There are instances where major female characters play traditional female roles, but even in those instances they turn these roles to their advantage. Cersei, notably, feels she must fulfill a conventional female role, even as laments at times that she wasn't born a man. She thinks she must always be beautiful, and she doesn't think she would ever be able to rule Westeros openly. But she also uses men's perceptions of her as a sex object to her advantage, often manipulating them into doing what she wants in exchange for sexual favors, or even just the hope of them. Catelyn Stark hews to a conventional female role as well, albeit in a much different way. She is a typical mother figure, and much of what she does in the novel she does in order to take care of her children, particularly Robb. That need to protect her children is the source of a great deal of her strength.

The Need for Revenge

As the war progresses, the royal houses keep track of crimes and betrayals, and for each perceived misdeed, a character often seeks revenge. The need for revenge is so prevalent in the novel that it motivates a great deal of the novel's plot and serves as a driving force for several characters. It also leads to the deaths of numerous characters. In some instances, revenge is sought for relatively minor infractions like an insult to a character's or family's honor. When Robb breaks his engagement to a Frey daughter, for instance, the Freys get their revenge by assassinating Robb and Catelyn Stark at the Red Wedding. In other instances it stems from long-standing grievances, as when Tyrion vows vengeance against Jaime and then murders his father in revenge for their mistreatment of him and Tysha, the woman he once loved.

In many other cases, characters seek retribution for the murder of their friends or family members. A reanimated Catelyn Stark joins the Brotherhood Without Banners to exact revenge on the Freys for their massacre of her family at the Red Wedding. Arya lives obsessed with gaining vengeance on those who have hurt or killed her family and friends, and she regularly recites a list of names to herself of those people so she won't forget them. Tyrion's champion at his trial, Oberyn Martell, takes up the role so that he can get revenge against Gregor Clegane, the other combatant, for violence Gregor committed against Martell's family in the past. Occasionally in these situations, the revenge exacted by one character causes another character to want retribution, perpetuating the need for revenge.

The Struggles of Identity

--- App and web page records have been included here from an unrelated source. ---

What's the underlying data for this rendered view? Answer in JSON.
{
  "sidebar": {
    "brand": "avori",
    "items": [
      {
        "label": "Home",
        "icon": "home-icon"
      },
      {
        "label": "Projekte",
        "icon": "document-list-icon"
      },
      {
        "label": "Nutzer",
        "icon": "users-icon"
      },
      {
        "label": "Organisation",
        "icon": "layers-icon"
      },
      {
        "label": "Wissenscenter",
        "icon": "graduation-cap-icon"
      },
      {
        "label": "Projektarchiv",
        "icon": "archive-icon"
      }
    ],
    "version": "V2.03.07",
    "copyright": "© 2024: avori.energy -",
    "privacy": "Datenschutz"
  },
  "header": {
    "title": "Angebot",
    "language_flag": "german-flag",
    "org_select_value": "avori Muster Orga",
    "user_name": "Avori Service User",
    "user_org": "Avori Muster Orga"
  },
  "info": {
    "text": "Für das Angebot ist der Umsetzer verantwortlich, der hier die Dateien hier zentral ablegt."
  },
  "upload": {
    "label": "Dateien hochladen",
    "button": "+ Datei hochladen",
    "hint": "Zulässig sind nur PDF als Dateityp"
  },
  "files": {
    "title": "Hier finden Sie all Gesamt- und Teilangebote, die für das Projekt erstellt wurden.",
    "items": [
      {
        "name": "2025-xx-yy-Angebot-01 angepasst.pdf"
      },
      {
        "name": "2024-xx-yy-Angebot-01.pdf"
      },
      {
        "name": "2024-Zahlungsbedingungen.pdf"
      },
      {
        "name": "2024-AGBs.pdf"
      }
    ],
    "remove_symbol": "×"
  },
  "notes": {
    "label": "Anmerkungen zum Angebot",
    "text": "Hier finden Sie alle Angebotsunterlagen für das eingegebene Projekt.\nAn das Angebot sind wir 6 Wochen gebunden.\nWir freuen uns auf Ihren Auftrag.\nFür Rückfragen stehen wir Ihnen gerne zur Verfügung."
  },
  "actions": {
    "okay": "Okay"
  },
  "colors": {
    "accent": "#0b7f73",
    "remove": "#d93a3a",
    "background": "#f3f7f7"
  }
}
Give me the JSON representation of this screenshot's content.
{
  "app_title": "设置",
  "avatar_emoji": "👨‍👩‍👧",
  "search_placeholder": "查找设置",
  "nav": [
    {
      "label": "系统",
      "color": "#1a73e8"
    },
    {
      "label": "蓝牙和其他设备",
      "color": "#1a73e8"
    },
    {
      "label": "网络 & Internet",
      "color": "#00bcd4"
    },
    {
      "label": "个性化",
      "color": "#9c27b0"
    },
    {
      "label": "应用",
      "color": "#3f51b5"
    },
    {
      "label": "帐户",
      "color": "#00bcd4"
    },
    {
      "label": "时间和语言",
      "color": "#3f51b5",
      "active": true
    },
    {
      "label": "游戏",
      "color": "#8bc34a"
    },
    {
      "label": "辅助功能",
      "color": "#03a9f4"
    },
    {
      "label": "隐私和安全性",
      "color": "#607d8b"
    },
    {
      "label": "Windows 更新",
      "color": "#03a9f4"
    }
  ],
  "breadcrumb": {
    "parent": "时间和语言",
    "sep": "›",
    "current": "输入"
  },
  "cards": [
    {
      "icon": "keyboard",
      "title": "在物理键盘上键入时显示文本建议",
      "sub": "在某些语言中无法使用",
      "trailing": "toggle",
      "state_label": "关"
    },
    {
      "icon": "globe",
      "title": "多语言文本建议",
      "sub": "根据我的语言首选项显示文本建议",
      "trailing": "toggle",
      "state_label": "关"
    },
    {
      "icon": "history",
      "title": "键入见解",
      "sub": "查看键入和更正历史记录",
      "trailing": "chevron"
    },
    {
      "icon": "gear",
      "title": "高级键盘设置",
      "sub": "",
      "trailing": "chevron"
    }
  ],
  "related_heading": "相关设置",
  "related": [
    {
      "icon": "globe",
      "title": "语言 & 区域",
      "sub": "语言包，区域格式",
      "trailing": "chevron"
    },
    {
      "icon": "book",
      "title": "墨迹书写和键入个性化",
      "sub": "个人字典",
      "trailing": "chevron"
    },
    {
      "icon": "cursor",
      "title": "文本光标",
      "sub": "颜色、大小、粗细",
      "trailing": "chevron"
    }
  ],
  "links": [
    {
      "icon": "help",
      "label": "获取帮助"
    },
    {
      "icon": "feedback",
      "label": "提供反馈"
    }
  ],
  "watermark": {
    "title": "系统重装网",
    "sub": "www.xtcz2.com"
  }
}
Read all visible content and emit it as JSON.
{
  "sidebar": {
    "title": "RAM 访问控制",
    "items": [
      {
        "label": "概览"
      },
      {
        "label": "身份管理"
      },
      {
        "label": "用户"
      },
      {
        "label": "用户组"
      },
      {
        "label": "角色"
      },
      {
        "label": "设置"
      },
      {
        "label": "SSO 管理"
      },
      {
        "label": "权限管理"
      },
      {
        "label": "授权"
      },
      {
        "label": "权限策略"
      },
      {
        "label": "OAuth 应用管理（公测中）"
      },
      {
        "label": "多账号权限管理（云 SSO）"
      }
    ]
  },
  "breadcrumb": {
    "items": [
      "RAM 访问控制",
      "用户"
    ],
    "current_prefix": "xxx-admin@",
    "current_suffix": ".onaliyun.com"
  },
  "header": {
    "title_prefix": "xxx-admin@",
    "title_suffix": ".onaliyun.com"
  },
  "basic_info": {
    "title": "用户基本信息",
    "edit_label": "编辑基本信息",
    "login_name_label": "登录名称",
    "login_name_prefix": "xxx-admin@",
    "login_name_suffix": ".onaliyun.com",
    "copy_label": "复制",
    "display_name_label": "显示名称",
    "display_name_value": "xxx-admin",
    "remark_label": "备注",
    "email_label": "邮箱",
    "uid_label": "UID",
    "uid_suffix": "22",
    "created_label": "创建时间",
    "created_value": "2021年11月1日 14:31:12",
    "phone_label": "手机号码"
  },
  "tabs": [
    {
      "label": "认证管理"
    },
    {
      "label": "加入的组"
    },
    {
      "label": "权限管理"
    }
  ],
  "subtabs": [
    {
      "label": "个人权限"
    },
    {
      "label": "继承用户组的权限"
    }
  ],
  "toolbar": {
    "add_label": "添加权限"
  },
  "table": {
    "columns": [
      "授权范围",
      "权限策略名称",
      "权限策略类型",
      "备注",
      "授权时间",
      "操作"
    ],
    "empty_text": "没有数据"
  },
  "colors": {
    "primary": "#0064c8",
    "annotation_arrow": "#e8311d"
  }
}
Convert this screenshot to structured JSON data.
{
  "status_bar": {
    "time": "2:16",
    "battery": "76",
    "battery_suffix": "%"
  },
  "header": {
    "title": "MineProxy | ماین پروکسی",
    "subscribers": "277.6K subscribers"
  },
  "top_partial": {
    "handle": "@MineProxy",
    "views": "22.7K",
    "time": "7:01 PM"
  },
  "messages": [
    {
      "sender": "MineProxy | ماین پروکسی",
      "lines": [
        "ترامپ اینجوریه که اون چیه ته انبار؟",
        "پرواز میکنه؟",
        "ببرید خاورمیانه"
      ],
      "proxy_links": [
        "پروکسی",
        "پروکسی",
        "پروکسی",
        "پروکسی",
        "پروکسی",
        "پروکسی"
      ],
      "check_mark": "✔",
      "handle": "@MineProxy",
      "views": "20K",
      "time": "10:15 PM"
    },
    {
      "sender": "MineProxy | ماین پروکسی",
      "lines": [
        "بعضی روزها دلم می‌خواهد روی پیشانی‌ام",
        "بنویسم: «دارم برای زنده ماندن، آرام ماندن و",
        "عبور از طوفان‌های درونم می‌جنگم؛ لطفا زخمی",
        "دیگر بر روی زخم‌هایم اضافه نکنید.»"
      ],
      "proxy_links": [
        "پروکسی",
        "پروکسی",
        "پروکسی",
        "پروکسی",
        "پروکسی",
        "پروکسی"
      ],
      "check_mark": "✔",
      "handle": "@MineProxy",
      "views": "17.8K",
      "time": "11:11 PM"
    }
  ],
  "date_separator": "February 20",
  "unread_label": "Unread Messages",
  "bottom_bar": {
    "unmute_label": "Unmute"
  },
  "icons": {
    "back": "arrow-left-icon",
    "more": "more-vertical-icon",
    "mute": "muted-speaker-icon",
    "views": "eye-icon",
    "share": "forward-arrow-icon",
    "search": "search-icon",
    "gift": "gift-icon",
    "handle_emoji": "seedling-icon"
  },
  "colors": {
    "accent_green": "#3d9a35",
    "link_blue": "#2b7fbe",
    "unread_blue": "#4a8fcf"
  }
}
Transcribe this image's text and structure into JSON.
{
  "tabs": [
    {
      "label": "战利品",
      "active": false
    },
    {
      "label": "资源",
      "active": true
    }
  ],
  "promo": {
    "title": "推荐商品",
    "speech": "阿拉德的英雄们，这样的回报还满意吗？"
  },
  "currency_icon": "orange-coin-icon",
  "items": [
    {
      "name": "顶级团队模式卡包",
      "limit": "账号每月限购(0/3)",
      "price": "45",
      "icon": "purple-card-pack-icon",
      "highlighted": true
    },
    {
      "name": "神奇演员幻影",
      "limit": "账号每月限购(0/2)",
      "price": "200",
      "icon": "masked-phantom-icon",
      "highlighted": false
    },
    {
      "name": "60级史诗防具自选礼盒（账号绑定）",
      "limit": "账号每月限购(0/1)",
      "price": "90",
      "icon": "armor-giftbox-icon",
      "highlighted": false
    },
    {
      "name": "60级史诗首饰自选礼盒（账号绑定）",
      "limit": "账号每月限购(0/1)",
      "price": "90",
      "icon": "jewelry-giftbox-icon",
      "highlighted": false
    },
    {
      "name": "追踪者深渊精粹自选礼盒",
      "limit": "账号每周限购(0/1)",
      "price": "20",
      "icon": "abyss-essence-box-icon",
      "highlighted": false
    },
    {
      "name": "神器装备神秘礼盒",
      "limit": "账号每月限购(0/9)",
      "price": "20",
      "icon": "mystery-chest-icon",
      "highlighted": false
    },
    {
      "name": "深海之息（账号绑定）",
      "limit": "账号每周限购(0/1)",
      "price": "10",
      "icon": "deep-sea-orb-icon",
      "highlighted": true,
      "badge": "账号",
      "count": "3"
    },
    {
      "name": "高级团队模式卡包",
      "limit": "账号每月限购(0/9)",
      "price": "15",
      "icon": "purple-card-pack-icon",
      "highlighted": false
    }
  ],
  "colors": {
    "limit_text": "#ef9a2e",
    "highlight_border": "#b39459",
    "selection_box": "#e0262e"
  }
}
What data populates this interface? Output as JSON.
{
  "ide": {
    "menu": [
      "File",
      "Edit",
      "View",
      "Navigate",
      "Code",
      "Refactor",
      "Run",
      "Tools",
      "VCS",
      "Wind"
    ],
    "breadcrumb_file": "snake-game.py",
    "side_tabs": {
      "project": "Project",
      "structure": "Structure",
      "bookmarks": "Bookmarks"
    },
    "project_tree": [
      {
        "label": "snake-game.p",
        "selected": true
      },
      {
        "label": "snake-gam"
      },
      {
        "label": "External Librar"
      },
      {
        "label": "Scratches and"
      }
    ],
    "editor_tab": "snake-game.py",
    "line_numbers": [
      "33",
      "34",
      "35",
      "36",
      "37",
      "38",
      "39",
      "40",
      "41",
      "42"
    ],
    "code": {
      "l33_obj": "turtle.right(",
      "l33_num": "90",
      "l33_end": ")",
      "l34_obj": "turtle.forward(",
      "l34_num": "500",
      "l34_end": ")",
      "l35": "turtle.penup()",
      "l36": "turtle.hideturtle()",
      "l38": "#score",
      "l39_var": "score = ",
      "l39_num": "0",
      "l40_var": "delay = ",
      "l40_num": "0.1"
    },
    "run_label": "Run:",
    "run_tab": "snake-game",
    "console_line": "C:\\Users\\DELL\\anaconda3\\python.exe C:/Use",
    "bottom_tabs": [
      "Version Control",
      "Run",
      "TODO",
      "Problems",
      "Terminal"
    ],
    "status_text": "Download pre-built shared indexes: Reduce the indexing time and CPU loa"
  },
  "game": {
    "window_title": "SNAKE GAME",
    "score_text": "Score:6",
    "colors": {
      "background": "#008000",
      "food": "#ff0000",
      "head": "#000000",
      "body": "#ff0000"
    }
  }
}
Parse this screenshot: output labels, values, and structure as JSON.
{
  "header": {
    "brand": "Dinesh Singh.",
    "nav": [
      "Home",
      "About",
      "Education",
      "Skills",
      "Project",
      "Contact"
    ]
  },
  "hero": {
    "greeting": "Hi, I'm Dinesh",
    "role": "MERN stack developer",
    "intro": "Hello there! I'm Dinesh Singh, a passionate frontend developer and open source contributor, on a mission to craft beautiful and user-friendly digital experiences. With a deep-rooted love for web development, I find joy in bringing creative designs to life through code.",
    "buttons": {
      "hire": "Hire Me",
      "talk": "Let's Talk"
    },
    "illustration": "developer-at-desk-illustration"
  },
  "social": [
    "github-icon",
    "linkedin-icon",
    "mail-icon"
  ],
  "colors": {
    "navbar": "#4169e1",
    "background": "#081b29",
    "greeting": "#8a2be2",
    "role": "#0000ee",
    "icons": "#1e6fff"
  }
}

Several characters endure struggles with their identities in the novel, as events force them to reconsider how they think of themselves and what person they want to be. Jon Snow faces two such struggles. First, as he pretends to be a wildling, he finds himself fitting in among the wildlings more than he anticipated, and he even breaks his vows to the Night's Watch by getting involved in a romantic relationship with Ygritte. Ultimately he must decide whether he wants to become one of them or return to the Watch, and he struggles a great deal with the decision. Later, he is offered the chance to rule over Winterfell by Stannis but would have to leave the Watch to do so. This situation taps directly into the identity issues Jon had growing up, when he felt himself not fully a part of the Stark family, and he feels torn again between what are essentially two versions of himself.